→ **Prompt**
Find every line in the records that holds the string "heading". Copy each one.
──────── Records for processing ────────
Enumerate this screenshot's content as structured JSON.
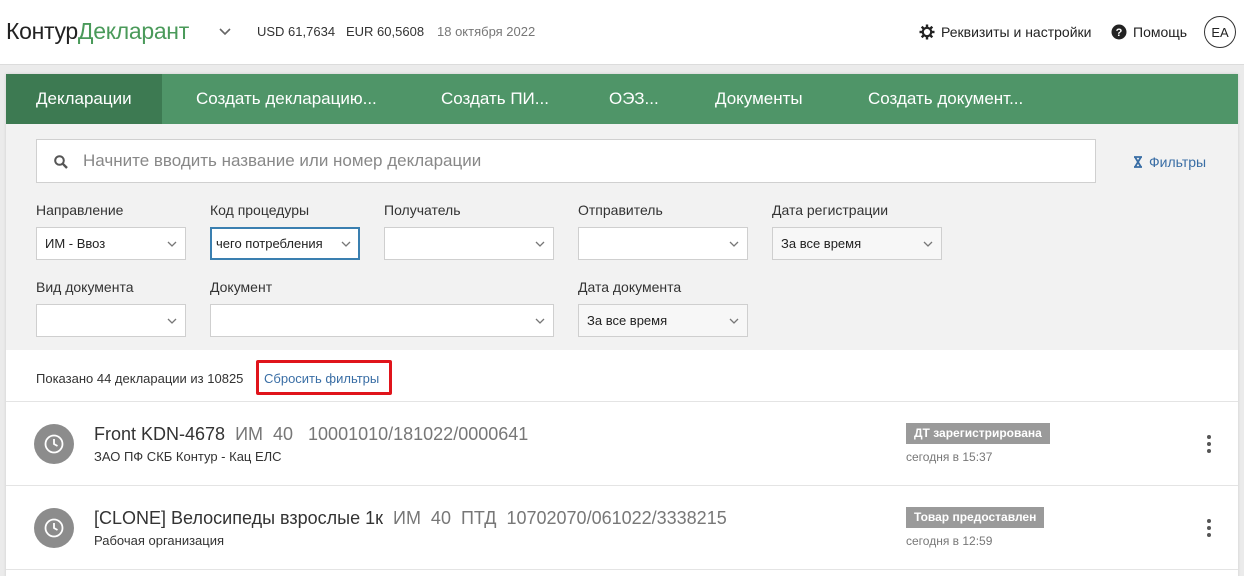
{
  "header": {
    "logo_part1": "Контур",
    "logo_part2": "Декларант",
    "usd": "USD 61,7634",
    "eur": "EUR 60,5608",
    "date": "18 октября 2022",
    "settings_label": "Реквизиты и настройки",
    "help_label": "Помощь",
    "avatar_initials": "ЕА"
  },
  "tabs": [
    {
      "label": "Декларации",
      "active": true
    },
    {
      "label": "Создать декларацию..."
    },
    {
      "label": "Создать ПИ..."
    },
    {
      "label": "ОЭЗ..."
    },
    {
      "label": "Документы"
    },
    {
      "label": "Создать документ..."
    }
  ],
  "search": {
    "placeholder": "Начните вводить название или номер декларации",
    "value": ""
  },
  "filters_link": "Фильтры",
  "filters": {
    "direction": {
      "label": "Направление",
      "value": "ИМ - Ввоз"
    },
    "procedure": {
      "label": "Код процедуры",
      "value": "чего потребления"
    },
    "recipient": {
      "label": "Получатель",
      "value": ""
    },
    "sender": {
      "label": "Отправитель",
      "value": ""
    },
    "reg_date": {
      "label": "Дата регистрации",
      "value": "За все время"
    },
    "doc_type": {
      "label": "Вид документа",
      "value": ""
    },
    "document": {
      "label": "Документ",
      "value": ""
    },
    "doc_date": {
      "label": "Дата документа",
      "value": "За все время"
    }
  },
  "summary": {
    "text": "Показано 44 декларации из 10825",
    "reset_label": "Сбросить фильтры"
  },
  "rows": [
    {
      "name": "Front KDN-4678",
      "meta": "ИМ  40   10001010/181022/0000641",
      "org": "ЗАО ПФ СКБ Контур - Кац ЕЛС",
      "status": "ДТ зарегистрирована",
      "time": "сегодня в 15:37"
    },
    {
      "name": "[CLONE] Велосипеды взрослые 1к",
      "meta": "ИМ  40  ПТД  10702070/061022/3338215",
      "org": "Рабочая организация",
      "status": "Товар предоставлен",
      "time": "сегодня в 12:59"
    }
  ],
  "colors": {
    "tab_bar": "#4f9568",
    "tab_active": "#3d7a52",
    "link": "#3a6ea5",
    "highlight": "#e0141b"
  }
}
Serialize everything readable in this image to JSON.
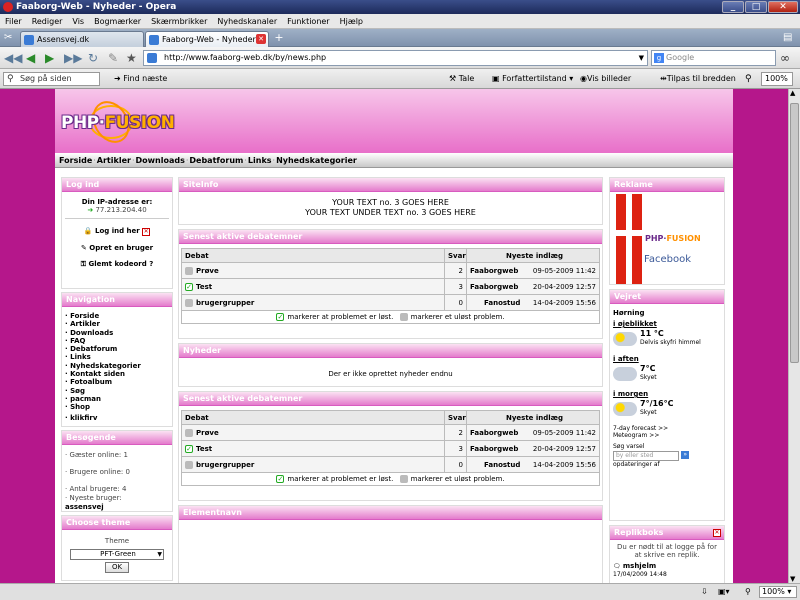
{
  "window": {
    "title": "Faaborg-Web - Nyheder - Opera"
  },
  "menu": [
    "Filer",
    "Rediger",
    "Vis",
    "Bogmærker",
    "Skærmbrikker",
    "Nyhedskanaler",
    "Funktioner",
    "Hjælp"
  ],
  "tabs": [
    {
      "label": "Assensvej.dk"
    },
    {
      "label": "Faaborg-Web - Nyheder"
    }
  ],
  "address": {
    "url": "http://www.faaborg-web.dk/by/news.php"
  },
  "search": {
    "placeholder": "Google"
  },
  "findbar": {
    "find_placeholder": "Søg på siden",
    "find_next": "Find næste",
    "speak": "Tale",
    "author_mode": "Forfattertilstand",
    "show_images": "Vis billeder",
    "fit_width": "Tilpas til bredden",
    "zoom": "100%"
  },
  "status": {
    "zoom": "100%"
  },
  "site": {
    "logo_left": "PHP",
    "logo_right": "FUSION",
    "nav": [
      "Forside",
      "Artikler",
      "Downloads",
      "Debatforum",
      "Links",
      "Nyhedskategorier"
    ]
  },
  "login": {
    "title": "Log ind",
    "ip_label": "Din IP-adresse er:",
    "ip": "77.213.204.40",
    "login_here": "Log ind her",
    "create_user": "Opret en bruger",
    "forgot": "Glemt kodeord ?"
  },
  "navigation": {
    "title": "Navigation",
    "items": [
      "Forside",
      "Artikler",
      "Downloads",
      "FAQ",
      "Debatforum",
      "Links",
      "Nyhedskategorier",
      "Kontakt siden",
      "Fotoalbum",
      "Søg",
      "pacman",
      "Shop",
      "klikfirv"
    ]
  },
  "visitors": {
    "title": "Besøgende",
    "guests": "Gæster online: 1",
    "users": "Brugere online: 0",
    "count": "Antal brugere: 4",
    "newest_label": "Nyeste bruger:",
    "newest": "assensvej"
  },
  "theme": {
    "title": "Choose theme",
    "label": "Theme",
    "selected": "PFT-Green",
    "ok": "OK"
  },
  "siteinfo": {
    "title": "SiteInfo",
    "line1": "YOUR TEXT no. 3 GOES HERE",
    "line2": "YOUR TEXT UNDER TEXT no. 3 GOES HERE"
  },
  "forum": {
    "title": "Senest aktive debatemner",
    "headers": [
      "Debat",
      "Svar",
      "Nyeste indlæg"
    ],
    "rows": [
      {
        "topic": "Prøve",
        "replies": "2",
        "user": "Faaborgweb",
        "date": "09-05-2009 11:42"
      },
      {
        "topic": "Test",
        "replies": "3",
        "user": "Faaborgweb",
        "date": "20-04-2009 12:57"
      },
      {
        "topic": "brugergrupper",
        "replies": "0",
        "user": "Fanostud",
        "date": "14-04-2009 15:56"
      }
    ],
    "legend_solved": "markerer at problemet er løst.",
    "legend_unsolved": "markerer et uløst problem."
  },
  "news": {
    "title": "Nyheder",
    "empty": "Der er ikke oprettet nyheder endnu"
  },
  "elementnavn": {
    "title": "Elementnavn"
  },
  "ads": {
    "title": "Reklame",
    "text": "Facebook"
  },
  "weather": {
    "title": "Vejret",
    "city": "Hørning",
    "now_label": "i øjeblikket",
    "now_temp": "11 °C",
    "now_desc": "Delvis skyfri himmel",
    "tonight_label": "i aften",
    "tonight_temp": "7°C",
    "tonight_desc": "Skyet",
    "tomorrow_label": "i morgen",
    "tomorrow_temp": "7°/16°C",
    "tomorrow_desc": "Skyet",
    "forecast": "7-day forecast >>",
    "meteogram": "Meteogram >>",
    "search_label": "Søg varsel",
    "search_placeholder": "by eller sted",
    "updates": "opdateringer af"
  },
  "shoutbox": {
    "title": "Replikboks",
    "notice": "Du er nødt til at logge på for at skrive en replik.",
    "user": "mshjelm",
    "date": "17/04/2009 14:48"
  }
}
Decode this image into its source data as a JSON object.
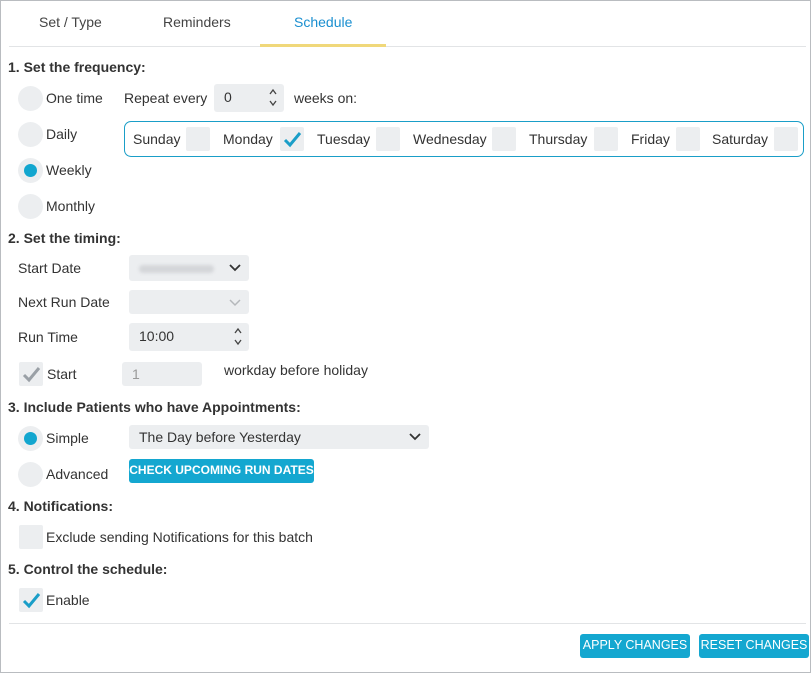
{
  "tabs": {
    "set_type": "Set / Type",
    "reminders": "Reminders",
    "schedule": "Schedule"
  },
  "frequency": {
    "heading": "1. Set the frequency:",
    "options": {
      "one_time": "One time",
      "daily": "Daily",
      "weekly": "Weekly",
      "monthly": "Monthly"
    },
    "selected": "Weekly",
    "repeat_label": "Repeat every",
    "repeat_value": "0",
    "weeks_on": "weeks on:",
    "days": {
      "sunday": "Sunday",
      "monday": "Monday",
      "tuesday": "Tuesday",
      "wednesday": "Wednesday",
      "thursday": "Thursday",
      "friday": "Friday",
      "saturday": "Saturday"
    },
    "checked_days": [
      "Monday"
    ]
  },
  "timing": {
    "heading": "2. Set the timing:",
    "start_date_label": "Start Date",
    "next_run_label": "Next Run Date",
    "run_time_label": "Run Time",
    "run_time_value": "10:00",
    "start_label": "Start",
    "start_value": "1",
    "workday_text": "workday before holiday"
  },
  "patients": {
    "heading": "3. Include Patients who have Appointments:",
    "simple_label": "Simple",
    "advanced_label": "Advanced",
    "selected": "Simple",
    "simple_value": "The Day before Yesterday",
    "check_dates_button": "CHECK UPCOMING RUN DATES"
  },
  "notifications": {
    "heading": "4. Notifications:",
    "exclude_label": "Exclude sending Notifications for this batch"
  },
  "control": {
    "heading": "5. Control the schedule:",
    "enable_label": "Enable"
  },
  "footer": {
    "apply": "APPLY CHANGES",
    "reset": "RESET CHANGES"
  },
  "colors": {
    "accent": "#14a7d0",
    "tab_underline": "#f0d87a",
    "field_bg": "#eceef0",
    "tab_active": "#1a8fd0"
  }
}
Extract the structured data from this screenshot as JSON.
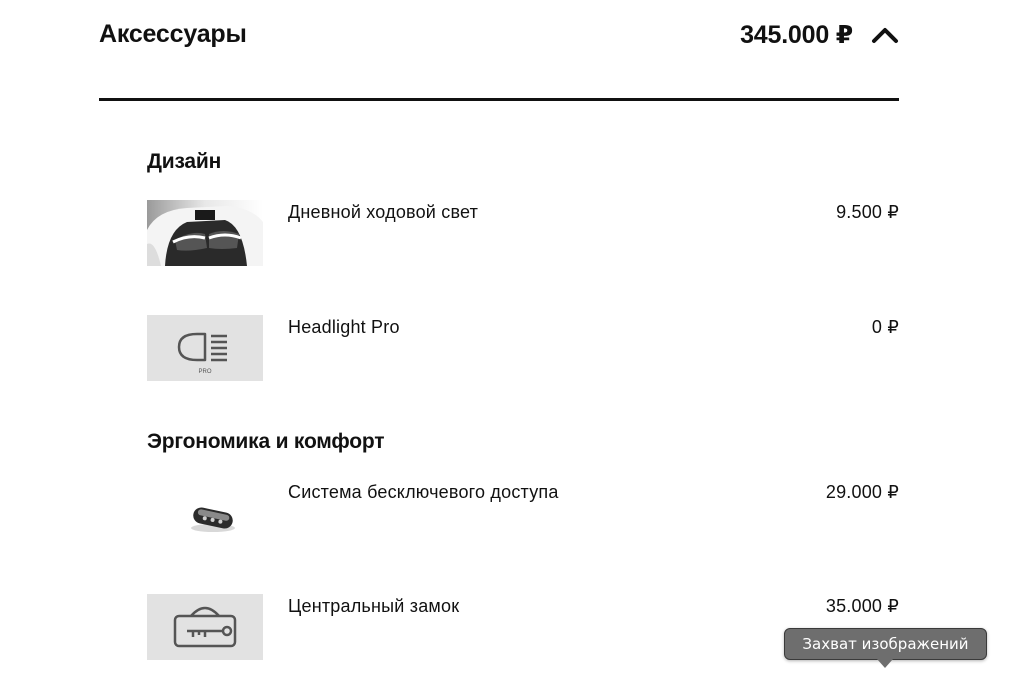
{
  "header": {
    "title": "Аксессуары",
    "total": "345.000 ₽",
    "collapse_icon": "chevron-up-icon"
  },
  "sections": [
    {
      "title": "Дизайн",
      "items": [
        {
          "name": "Дневной ходовой свет",
          "price": "9.500 ₽",
          "icon": "daytime-running-light-photo"
        },
        {
          "name": "Headlight Pro",
          "price": "0 ₽",
          "icon": "headlight-icon",
          "icon_caption": "PRO"
        }
      ]
    },
    {
      "title": "Эргономика и комфорт",
      "items": [
        {
          "name": "Система бесключевого доступа",
          "price": "29.000 ₽",
          "icon": "key-fob-photo"
        },
        {
          "name": "Центральный замок",
          "price": "35.000 ₽",
          "icon": "central-lock-icon"
        }
      ]
    }
  ],
  "tooltip": {
    "text": "Захват изображений"
  }
}
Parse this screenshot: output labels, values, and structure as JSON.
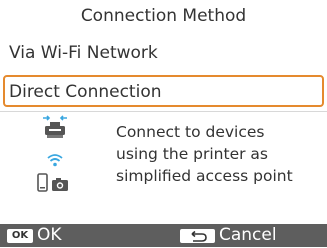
{
  "screen": {
    "title": "Connection Method",
    "options": [
      {
        "label": "Via Wi-Fi Network",
        "selected": false
      },
      {
        "label": "Direct Connection",
        "selected": true
      }
    ],
    "description_lines": [
      "Connect to devices",
      "using the printer as",
      "simplified access point"
    ],
    "icons": [
      "printer-icon",
      "wifi-icon",
      "phone-icon",
      "camera-icon"
    ]
  },
  "footer": {
    "ok_key": "OK",
    "ok_label": "OK",
    "cancel_label": "Cancel"
  },
  "colors": {
    "accent": "#e58a2e",
    "footer_bg": "#5e5e5e",
    "wifi": "#3aa7e0"
  }
}
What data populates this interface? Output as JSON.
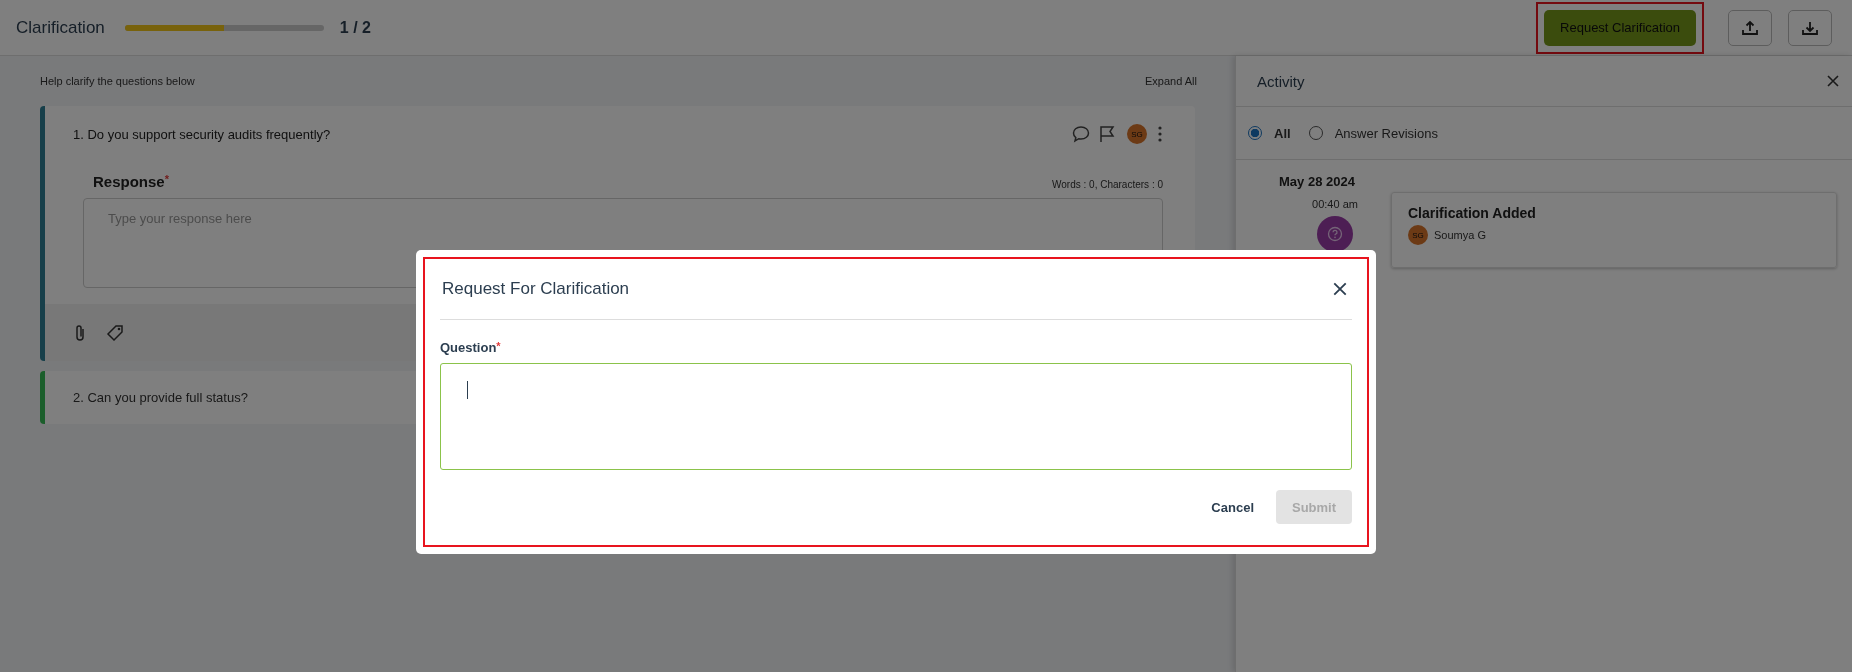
{
  "header": {
    "title": "Clarification",
    "progress": {
      "level": 0.5,
      "reading": "1 / 2"
    },
    "request_button": "Request Clarification"
  },
  "intro": "Help clarify the questions below",
  "expand_all": "Expand All",
  "questions": [
    {
      "text": "1. Do you support security audits frequently?",
      "expanded": true,
      "color": "#173f4a",
      "assignee": "SG",
      "response_label": "Response",
      "required_mark": "*",
      "counter": "Words : 0, Characters : 0",
      "placeholder": "Type your response here"
    },
    {
      "text": "2. Can you provide full status?",
      "expanded": false,
      "color": "#1b5e2b"
    }
  ],
  "activity": {
    "title": "Activity",
    "filters": [
      {
        "label": "All",
        "selected": true
      },
      {
        "label": "Answer Revisions",
        "selected": false
      }
    ],
    "groups": [
      {
        "date": "May 28 2024",
        "entries": [
          {
            "time": "00:40 am",
            "title": "Clarification Added",
            "avatar": "SG",
            "user": "Soumya G"
          }
        ]
      }
    ]
  },
  "dialog": {
    "title": "Request For Clarification",
    "field_label": "Question",
    "required_mark": "*",
    "cancel": "Cancel",
    "submit": {
      "label": "Submit",
      "disabled": true
    }
  }
}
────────
→ **Task response**
    "heading": "1. Set the frequency:",
    "heading": "2. Set the timing:",
    "heading": "3. Include Patients who have Appointments:",
    "heading": "4. Notifications:",
    "heading": "5. Control the schedule:",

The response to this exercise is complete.